═══ EXERCISE MATERIALS

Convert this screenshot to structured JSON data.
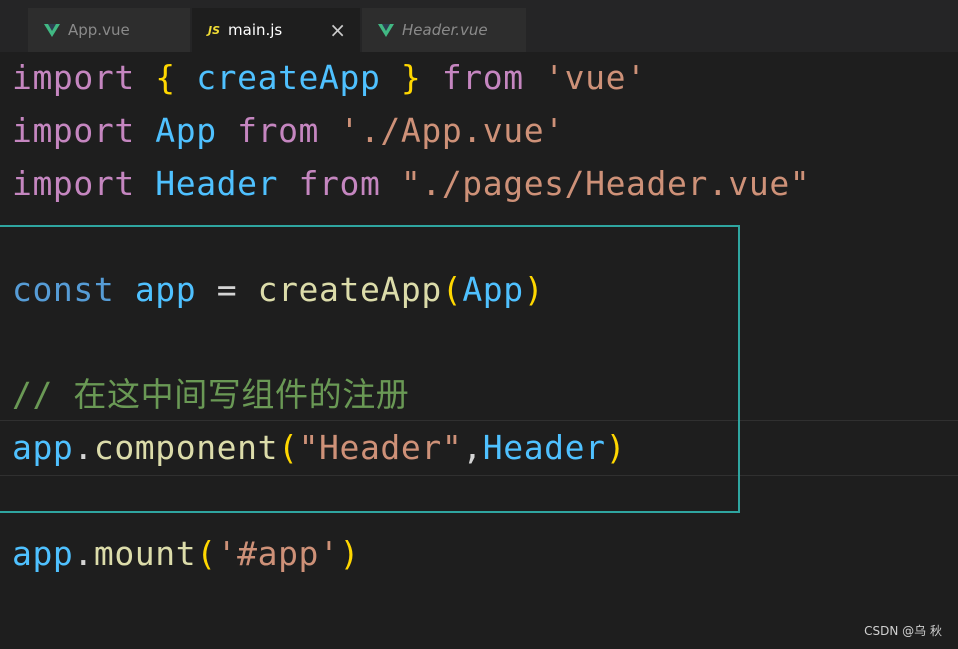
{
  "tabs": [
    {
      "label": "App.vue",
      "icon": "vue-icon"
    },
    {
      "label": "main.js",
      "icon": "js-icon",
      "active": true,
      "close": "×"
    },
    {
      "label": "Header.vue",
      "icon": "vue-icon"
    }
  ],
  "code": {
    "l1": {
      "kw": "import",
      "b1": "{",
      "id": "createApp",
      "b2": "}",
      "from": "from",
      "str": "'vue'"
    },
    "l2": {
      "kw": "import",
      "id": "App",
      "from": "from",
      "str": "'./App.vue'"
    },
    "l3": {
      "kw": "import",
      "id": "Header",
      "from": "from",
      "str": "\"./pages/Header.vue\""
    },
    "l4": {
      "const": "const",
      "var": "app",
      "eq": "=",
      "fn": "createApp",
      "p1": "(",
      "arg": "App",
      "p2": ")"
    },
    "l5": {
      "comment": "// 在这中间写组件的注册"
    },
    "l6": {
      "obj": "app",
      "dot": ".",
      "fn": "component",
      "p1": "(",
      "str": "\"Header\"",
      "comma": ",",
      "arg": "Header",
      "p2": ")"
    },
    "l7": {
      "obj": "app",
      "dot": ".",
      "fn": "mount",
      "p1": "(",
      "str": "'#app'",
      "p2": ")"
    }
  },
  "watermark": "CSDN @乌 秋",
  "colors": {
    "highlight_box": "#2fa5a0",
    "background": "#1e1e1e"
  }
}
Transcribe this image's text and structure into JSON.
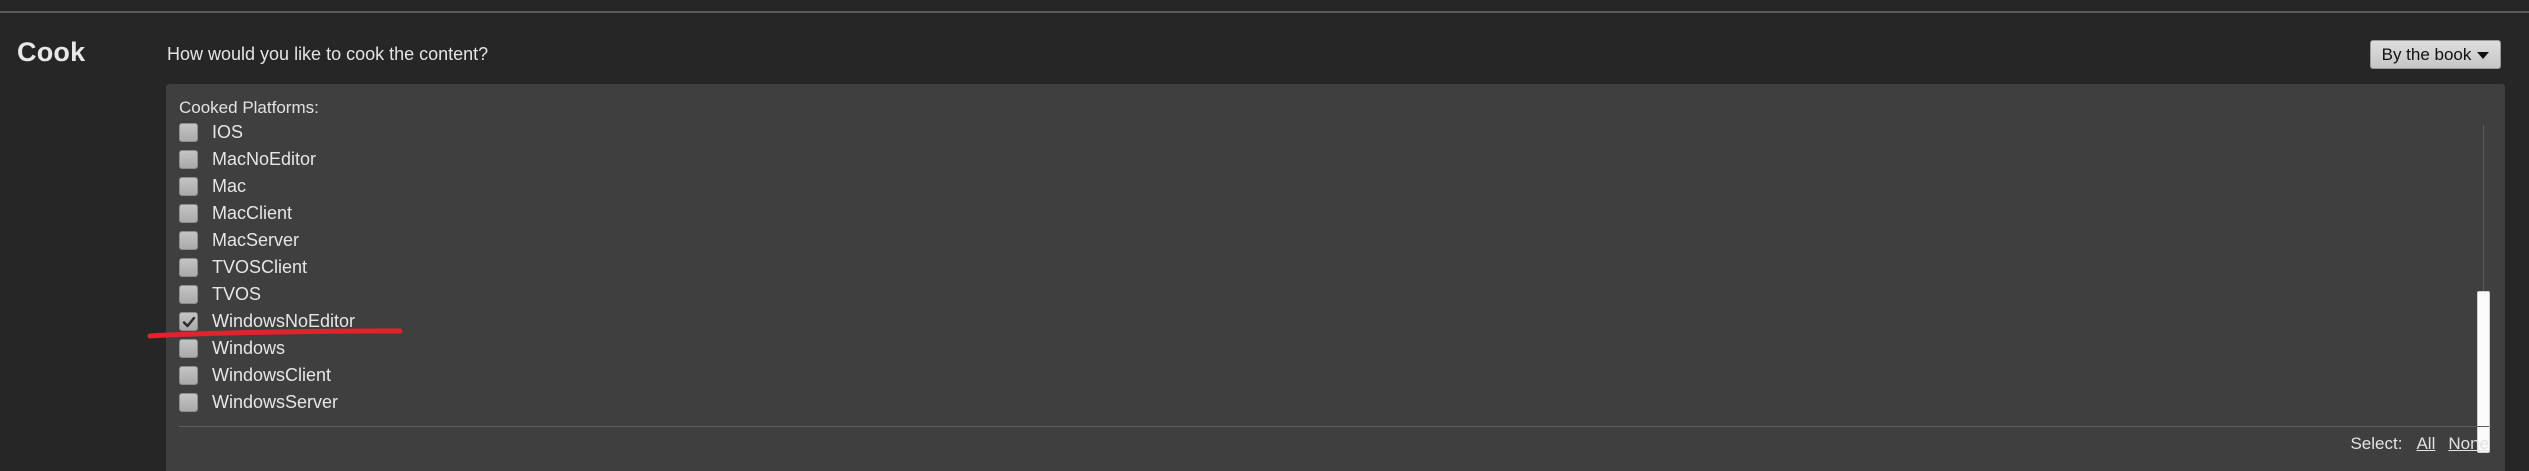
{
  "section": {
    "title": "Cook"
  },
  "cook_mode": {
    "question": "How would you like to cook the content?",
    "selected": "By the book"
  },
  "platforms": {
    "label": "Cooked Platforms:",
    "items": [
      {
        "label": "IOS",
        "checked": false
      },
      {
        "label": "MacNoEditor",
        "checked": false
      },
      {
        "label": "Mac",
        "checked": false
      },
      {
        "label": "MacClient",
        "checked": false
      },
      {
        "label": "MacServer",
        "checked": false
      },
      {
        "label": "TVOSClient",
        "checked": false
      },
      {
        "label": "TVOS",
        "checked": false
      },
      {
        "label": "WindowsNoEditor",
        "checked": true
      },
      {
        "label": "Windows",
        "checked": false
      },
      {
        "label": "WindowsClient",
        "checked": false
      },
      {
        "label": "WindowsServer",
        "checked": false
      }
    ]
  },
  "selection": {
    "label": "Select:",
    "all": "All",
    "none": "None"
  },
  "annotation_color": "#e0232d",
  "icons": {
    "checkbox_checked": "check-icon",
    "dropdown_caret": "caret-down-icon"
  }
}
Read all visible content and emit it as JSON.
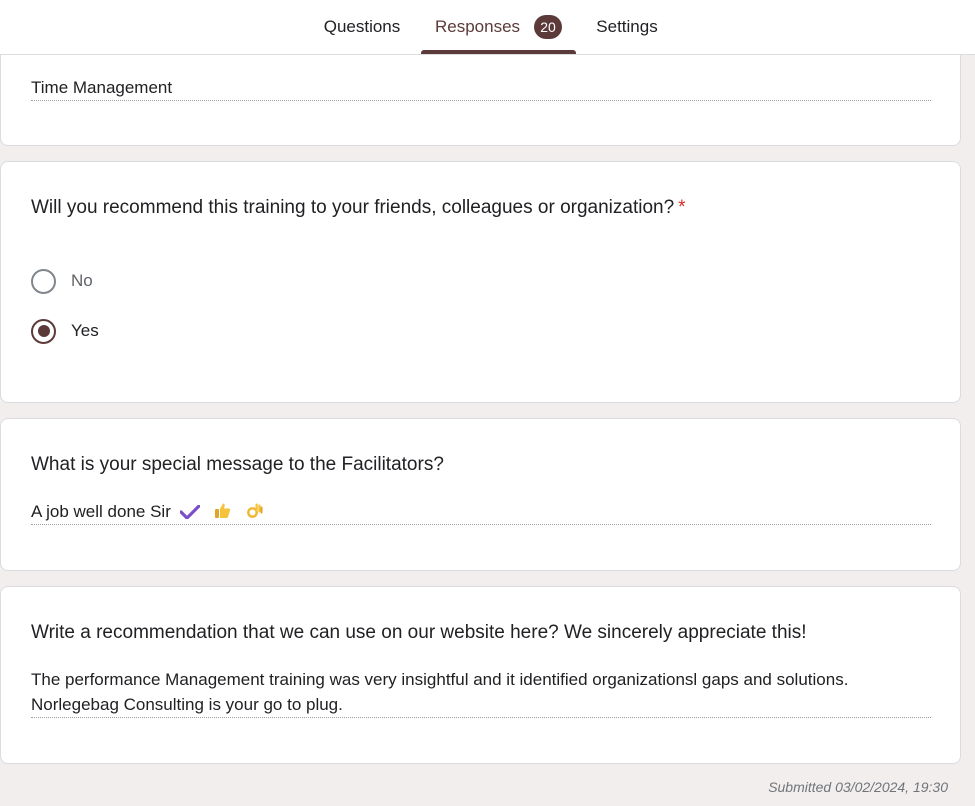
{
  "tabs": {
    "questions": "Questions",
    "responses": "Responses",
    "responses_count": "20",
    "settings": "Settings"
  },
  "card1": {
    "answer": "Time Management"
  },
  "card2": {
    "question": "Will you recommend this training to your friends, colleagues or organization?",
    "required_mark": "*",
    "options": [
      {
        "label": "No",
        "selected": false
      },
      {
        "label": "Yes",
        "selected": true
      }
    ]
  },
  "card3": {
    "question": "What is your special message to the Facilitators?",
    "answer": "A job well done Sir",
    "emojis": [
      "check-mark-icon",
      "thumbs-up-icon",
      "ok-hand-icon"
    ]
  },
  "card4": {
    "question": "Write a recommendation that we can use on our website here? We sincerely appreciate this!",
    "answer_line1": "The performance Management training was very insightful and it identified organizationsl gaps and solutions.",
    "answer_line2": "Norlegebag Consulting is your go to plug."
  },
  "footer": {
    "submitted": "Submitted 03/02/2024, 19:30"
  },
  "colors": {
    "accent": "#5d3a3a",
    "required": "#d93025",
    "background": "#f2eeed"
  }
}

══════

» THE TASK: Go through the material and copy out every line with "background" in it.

» ANSWER SECTION:
    "background": "#1e1e1e"
    "background": "#f2eeed"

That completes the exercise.